I feel that this workshop helped me to have a different approach to the stories that I’m working on. The planning of a book can help a photographer tell a story in a better way. [Daniel and Philip] taught us how to approach the idea of making books: why it is important to create a book dummy (maquette) and how to create one, what the process [is like], the rules of working on a book, and when you can break those rules. — Midhat Poturovic
I can definitely say “After the image” workshop was like a switch in my head. I went to Sarajevo very confused, with a chaotic body of work where I was constantly getting lost in it. Philip and Daniel were great teachers — not telling me which is wrong or right but just giving a direction and pushing myself to find my own truth. They helped me see and think about the deeper meaning of the image, not only about its photographic qualities but to see it as a result of a process that has engaged my knowledge and understanding about the subject. They helped me understand the great importance of the sequence, to understand how crucial is to match the right photographs in order to communicate ideas. We were talking about everything around bookmaking — creating dummies, using textures and colors, engaging various design techniques. Just a great experience! — Aleksandar Nikolov
“Philip, for the first time in my life, during your workshop I could say yes to photography with my entire heart & soul.” — Habiba Nowrose
“Philip’s words and images have opened my eyes.” — Fabio Bucciarelli, Robert Capa Gold Medal recipient
“Philip, you are an inspiration and you know how precious (and rare) it is to be around inspired, talented and genuine people. Thank you for taking the time to understand where I am today with photography and leading me to take the next step with thoughtful and implementable guidance. It has been a fascinating week upon which I believe I will build for the rest of my life.” — Patrick Firouzian
“Philip, a special thank you for putting me in a position to understand a lot of technical things, framing, shooting and use of the 35mm, but most of all, thanks for showing me the most important things you have, your human side, your motivation in teaching and last but not least to make me better understand the value of a word; one of those words that everyone uses and profers, but none or very few apply in life. Ethics. Thank you very much. For me this is the beginning of a new path. I’ll try to stay focussed and make use of your teachings. This is one of those life experiences that I will treasure.” — Roberto Bianconi
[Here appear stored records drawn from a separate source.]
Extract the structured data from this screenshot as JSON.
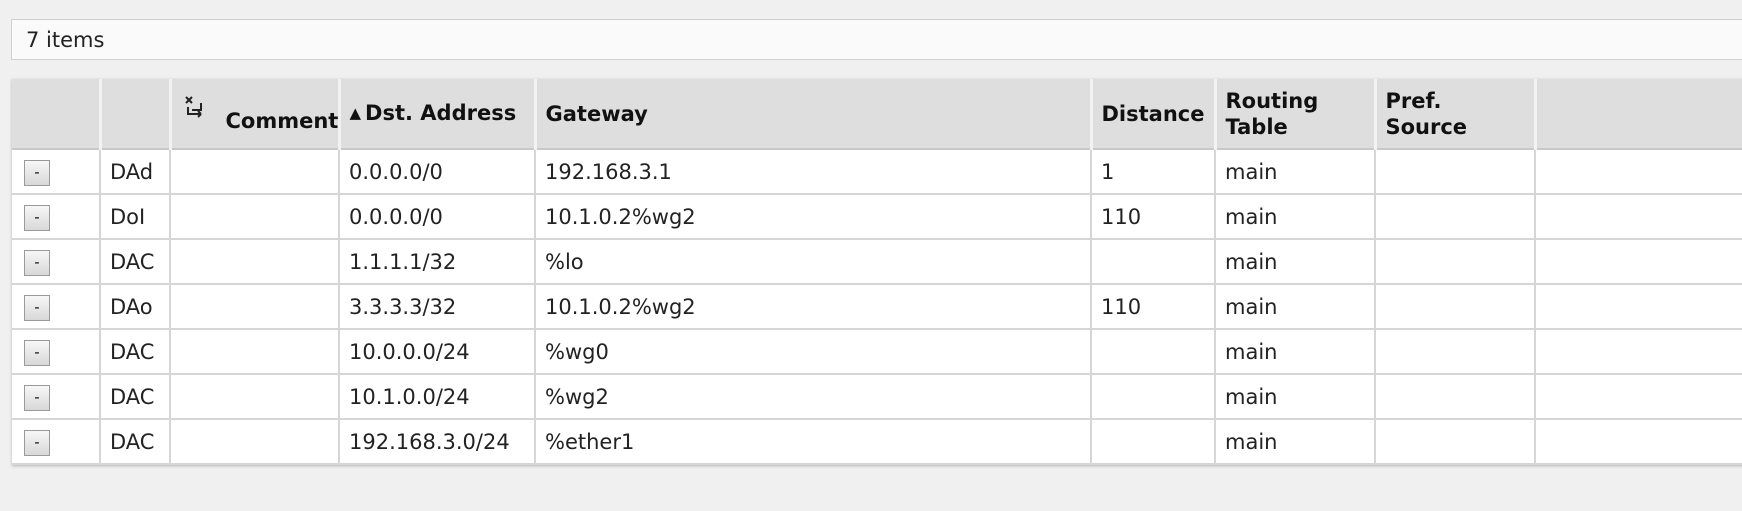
{
  "status": {
    "item_count": "7 items"
  },
  "table": {
    "headers": {
      "comment": "Comment",
      "sort_indicator": "▲",
      "dst_address": "Dst. Address",
      "gateway": "Gateway",
      "distance": "Distance",
      "routing_table": "Routing Table",
      "pref_source": "Pref. Source"
    },
    "remove_label": "-",
    "rows": [
      {
        "flags": "DAd",
        "comment": "",
        "dst": "0.0.0.0/0",
        "gateway": "192.168.3.1",
        "distance": "1",
        "table": "main",
        "pref_source": ""
      },
      {
        "flags": "DoI",
        "comment": "",
        "dst": "0.0.0.0/0",
        "gateway": "10.1.0.2%wg2",
        "distance": "110",
        "table": "main",
        "pref_source": ""
      },
      {
        "flags": "DAC",
        "comment": "",
        "dst": "1.1.1.1/32",
        "gateway": "%lo",
        "distance": "",
        "table": "main",
        "pref_source": ""
      },
      {
        "flags": "DAo",
        "comment": "",
        "dst": "3.3.3.3/32",
        "gateway": "10.1.0.2%wg2",
        "distance": "110",
        "table": "main",
        "pref_source": ""
      },
      {
        "flags": "DAC",
        "comment": "",
        "dst": "10.0.0.0/24",
        "gateway": "%wg0",
        "distance": "",
        "table": "main",
        "pref_source": ""
      },
      {
        "flags": "DAC",
        "comment": "",
        "dst": "10.1.0.0/24",
        "gateway": "%wg2",
        "distance": "",
        "table": "main",
        "pref_source": ""
      },
      {
        "flags": "DAC",
        "comment": "",
        "dst": "192.168.3.0/24",
        "gateway": "%ether1",
        "distance": "",
        "table": "main",
        "pref_source": ""
      }
    ]
  },
  "icons": {
    "comment_toggle": "comment-expand-icon"
  }
}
“I just wanted to say how much I enjoyed and appreciated your time with me last week. The editing session you did with Sara [Terry] was fantastic. I felt honored and happy that you put so much energy and thought into your deliberations. I learned so much over that time.” — Jonathan Dayman
“Thank you one more time for your advice and all your kindness. I enjoyed listening to you and I will remember it for a long time. I admire your work, I particularly like From Burma Road to Wall Street. You are a great photographer but above all great, sensitive human being.” — Malgorzata Hryniszyn